** RECORDS SHOWN follows **

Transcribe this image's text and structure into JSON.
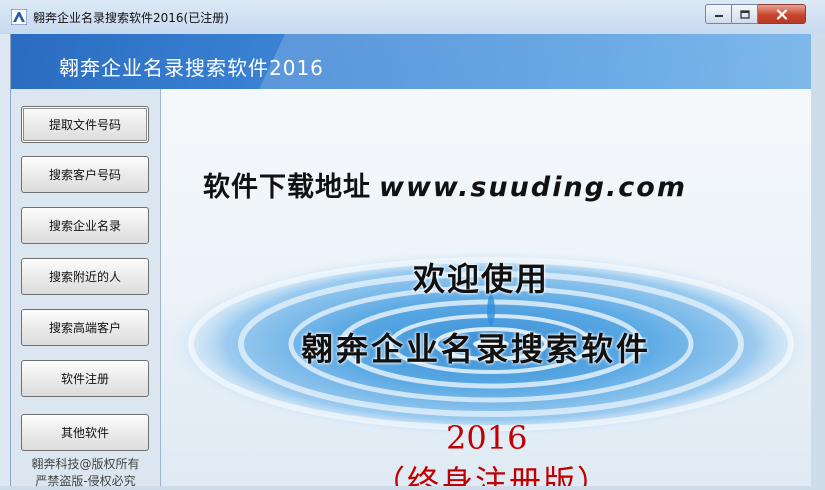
{
  "window": {
    "title": "翱奔企业名录搜索软件2016(已注册)"
  },
  "banner": {
    "title": "翱奔企业名录搜索软件2016"
  },
  "sidebar": {
    "buttons": [
      {
        "label": "提取文件号码"
      },
      {
        "label": "搜索客户号码"
      },
      {
        "label": "搜索企业名录"
      },
      {
        "label": "搜索附近的人"
      },
      {
        "label": "搜索高端客户"
      },
      {
        "label": "软件注册"
      },
      {
        "label": "其他软件"
      }
    ],
    "copyright_line1": "翱奔科技@版权所有",
    "copyright_line2": "严禁盗版-侵权必究"
  },
  "content": {
    "download_label": "软件下载地址",
    "download_url": "www.suuding.com",
    "welcome": "欢迎使用",
    "product_name": "翱奔企业名录搜索软件",
    "year": "2016",
    "edition": "（终身注册版）"
  },
  "icons": {
    "app": "app-logo-icon",
    "minimize": "minimize-icon",
    "maximize": "maximize-icon",
    "close": "close-icon"
  },
  "colors": {
    "banner_blue": "#3e86d6",
    "edition_red": "#c00000",
    "close_red": "#c9452f"
  }
}
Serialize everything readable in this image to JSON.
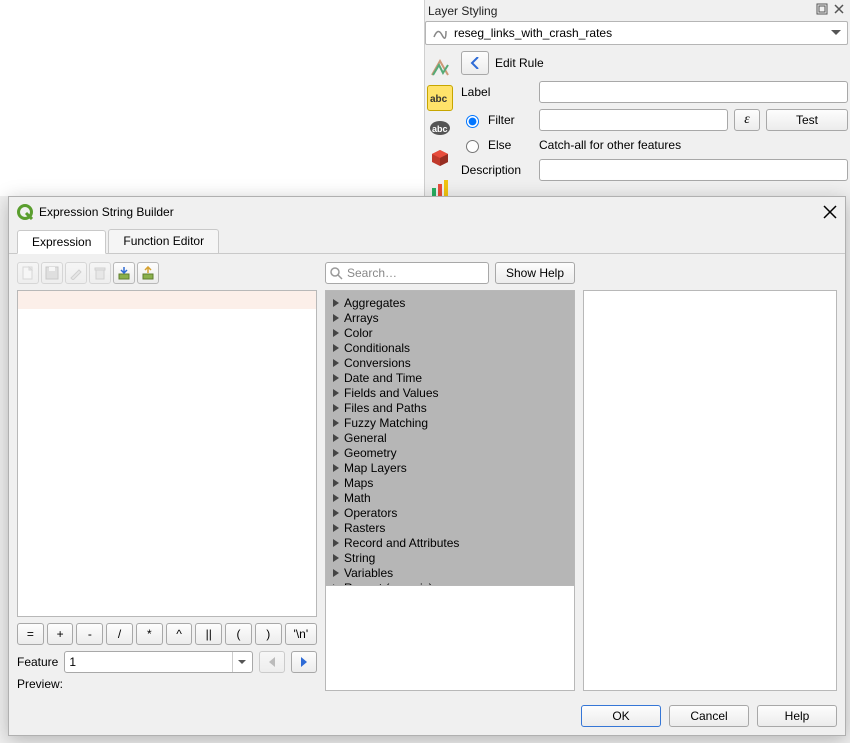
{
  "layer_panel": {
    "title": "Layer Styling",
    "layer_name": "reseg_links_with_crash_rates",
    "edit_rule": "Edit Rule",
    "label_label": "Label",
    "filter_label": "Filter",
    "else_label": "Else",
    "else_desc": "Catch-all for other features",
    "description_label": "Description",
    "test_label": "Test",
    "label_value": "",
    "filter_value": "",
    "description_value": ""
  },
  "dialog": {
    "title": "Expression String Builder",
    "tabs": {
      "expression": "Expression",
      "function_editor": "Function Editor"
    },
    "search_placeholder": "Search…",
    "show_help": "Show Help",
    "feature_label": "Feature",
    "feature_value": "1",
    "preview_label": "Preview:",
    "ops": [
      "=",
      "+",
      "-",
      "/",
      "*",
      "^",
      "||",
      "(",
      ")",
      "'\\n'"
    ],
    "categories": [
      "Aggregates",
      "Arrays",
      "Color",
      "Conditionals",
      "Conversions",
      "Date and Time",
      "Fields and Values",
      "Files and Paths",
      "Fuzzy Matching",
      "General",
      "Geometry",
      "Map Layers",
      "Maps",
      "Math",
      "Operators",
      "Rasters",
      "Record and Attributes",
      "String",
      "Variables",
      "Recent (generic)"
    ],
    "footer": {
      "ok": "OK",
      "cancel": "Cancel",
      "help": "Help"
    }
  }
}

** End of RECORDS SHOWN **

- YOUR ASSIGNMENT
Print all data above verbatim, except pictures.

- SOLUTION FOR THIS TASK
Transcribe this image's text and structure into JSON.
{
  "window": {
    "title": "翱奔企业名录搜索软件2016(已注册)"
  },
  "banner": {
    "title": "翱奔企业名录搜索软件2016"
  },
  "sidebar": {
    "buttons": [
      {
        "label": "提取文件号码"
      },
      {
        "label": "搜索客户号码"
      },
      {
        "label": "搜索企业名录"
      },
      {
        "label": "搜索附近的人"
      },
      {
        "label": "搜索高端客户"
      },
      {
        "label": "软件注册"
      },
      {
        "label": "其他软件"
      }
    ],
    "copyright_line1": "翱奔科技@版权所有",
    "copyright_line2": "严禁盗版-侵权必究"
  },
  "content": {
    "download_label": "软件下载地址",
    "download_url": "www.suuding.com",
    "welcome": "欢迎使用",
    "product_name": "翱奔企业名录搜索软件",
    "year": "2016",
    "edition": "（终身注册版）"
  },
  "icons": {
    "app": "app-logo-icon",
    "minimize": "minimize-icon",
    "maximize": "maximize-icon",
    "close": "close-icon"
  },
  "colors": {
    "banner_blue": "#3e86d6",
    "edition_red": "#c00000",
    "close_red": "#c9452f"
  }
}
Serialize everything readable in this image to JSON.
{
  "layer_panel": {
    "title": "Layer Styling",
    "layer_name": "reseg_links_with_crash_rates",
    "edit_rule": "Edit Rule",
    "label_label": "Label",
    "filter_label": "Filter",
    "else_label": "Else",
    "else_desc": "Catch-all for other features",
    "description_label": "Description",
    "test_label": "Test",
    "label_value": "",
    "filter_value": "",
    "description_value": ""
  },
  "dialog": {
    "title": "Expression String Builder",
    "tabs": {
      "expression": "Expression",
      "function_editor": "Function Editor"
    },
    "search_placeholder": "Search…",
    "show_help": "Show Help",
    "feature_label": "Feature",
    "feature_value": "1",
    "preview_label": "Preview:",
    "ops": [
      "=",
      "+",
      "-",
      "/",
      "*",
      "^",
      "||",
      "(",
      ")",
      "'\\n'"
    ],
    "categories": [
      "Aggregates",
      "Arrays",
      "Color",
      "Conditionals",
      "Conversions",
      "Date and Time",
      "Fields and Values",
      "Files and Paths",
      "Fuzzy Matching",
      "General",
      "Geometry",
      "Map Layers",
      "Maps",
      "Math",
      "Operators",
      "Rasters",
      "Record and Attributes",
      "String",
      "Variables",
      "Recent (generic)"
    ],
    "footer": {
      "ok": "OK",
      "cancel": "Cancel",
      "help": "Help"
    }
  }
}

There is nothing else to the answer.